* TRY IT: In full and without alteration, print the entries that follow.

* RECORDS FOR PROCESSING:
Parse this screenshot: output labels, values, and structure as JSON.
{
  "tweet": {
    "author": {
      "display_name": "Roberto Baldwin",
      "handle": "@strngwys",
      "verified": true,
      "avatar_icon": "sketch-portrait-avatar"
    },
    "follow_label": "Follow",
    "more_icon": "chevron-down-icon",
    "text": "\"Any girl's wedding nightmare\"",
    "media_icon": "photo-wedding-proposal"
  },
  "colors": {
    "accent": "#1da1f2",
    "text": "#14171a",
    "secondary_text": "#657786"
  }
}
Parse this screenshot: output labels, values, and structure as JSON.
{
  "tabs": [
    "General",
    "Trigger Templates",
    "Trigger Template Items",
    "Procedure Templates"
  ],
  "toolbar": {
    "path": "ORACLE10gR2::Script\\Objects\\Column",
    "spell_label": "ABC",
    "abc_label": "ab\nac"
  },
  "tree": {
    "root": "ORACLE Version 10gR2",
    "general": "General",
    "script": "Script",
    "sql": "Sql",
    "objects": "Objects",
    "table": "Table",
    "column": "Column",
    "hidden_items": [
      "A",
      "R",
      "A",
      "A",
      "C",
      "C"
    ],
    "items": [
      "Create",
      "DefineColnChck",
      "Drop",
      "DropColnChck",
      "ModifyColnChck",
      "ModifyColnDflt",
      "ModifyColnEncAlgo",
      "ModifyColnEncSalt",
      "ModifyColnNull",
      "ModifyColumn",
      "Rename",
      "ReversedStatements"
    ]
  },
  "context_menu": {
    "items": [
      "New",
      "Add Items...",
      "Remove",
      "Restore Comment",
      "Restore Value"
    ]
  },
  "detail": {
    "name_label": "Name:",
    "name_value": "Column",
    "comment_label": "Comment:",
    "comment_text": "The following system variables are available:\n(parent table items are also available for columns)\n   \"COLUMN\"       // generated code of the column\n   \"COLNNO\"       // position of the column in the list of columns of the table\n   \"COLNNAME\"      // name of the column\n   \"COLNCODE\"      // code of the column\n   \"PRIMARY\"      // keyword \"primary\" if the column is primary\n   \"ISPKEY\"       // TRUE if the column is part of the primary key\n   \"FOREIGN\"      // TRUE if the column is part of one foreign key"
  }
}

* RESPONSE:
Parse this screenshot: output labels, values, and structure as JSON.
{
  "tweet": {
    "author": {
      "display_name": "Roberto Baldwin",
      "handle": "@strngwys",
      "verified": true,
      "avatar_icon": "sketch-portrait-avatar"
    },
    "follow_label": "Follow",
    "more_icon": "chevron-down-icon",
    "text": "\"Any girl's wedding nightmare\"",
    "media_icon": "photo-wedding-proposal"
  },
  "colors": {
    "accent": "#1da1f2",
    "text": "#14171a",
    "secondary_text": "#657786"
  }
}
Parse this screenshot: output labels, values, and structure as JSON.
{
  "tabs": [
    "General",
    "Trigger Templates",
    "Trigger Template Items",
    "Procedure Templates"
  ],
  "toolbar": {
    "path": "ORACLE10gR2::Script\\Objects\\Column",
    "spell_label": "ABC",
    "abc_label": "ab\nac"
  },
  "tree": {
    "root": "ORACLE Version 10gR2",
    "general": "General",
    "script": "Script",
    "sql": "Sql",
    "objects": "Objects",
    "table": "Table",
    "column": "Column",
    "hidden_items": [
      "A",
      "R",
      "A",
      "A",
      "C",
      "C"
    ],
    "items": [
      "Create",
      "DefineColnChck",
      "Drop",
      "DropColnChck",
      "ModifyColnChck",
      "ModifyColnDflt",
      "ModifyColnEncAlgo",
      "ModifyColnEncSalt",
      "ModifyColnNull",
      "ModifyColumn",
      "Rename",
      "ReversedStatements"
    ]
  },
  "context_menu": {
    "items": [
      "New",
      "Add Items...",
      "Remove",
      "Restore Comment",
      "Restore Value"
    ]
  },
  "detail": {
    "name_label": "Name:",
    "name_value": "Column",
    "comment_label": "Comment:",
    "comment_text": "The following system variables are available:\n(parent table items are also available for columns)\n   \"COLUMN\"       // generated code of the column\n   \"COLNNO\"       // position of the column in the list of columns of the table\n   \"COLNNAME\"      // name of the column\n   \"COLNCODE\"      // code of the column\n   \"PRIMARY\"      // keyword \"primary\" if the column is primary\n   \"ISPKEY\"       // TRUE if the column is part of the primary key\n   \"FOREIGN\"      // TRUE if the column is part of one foreign key"
  }
}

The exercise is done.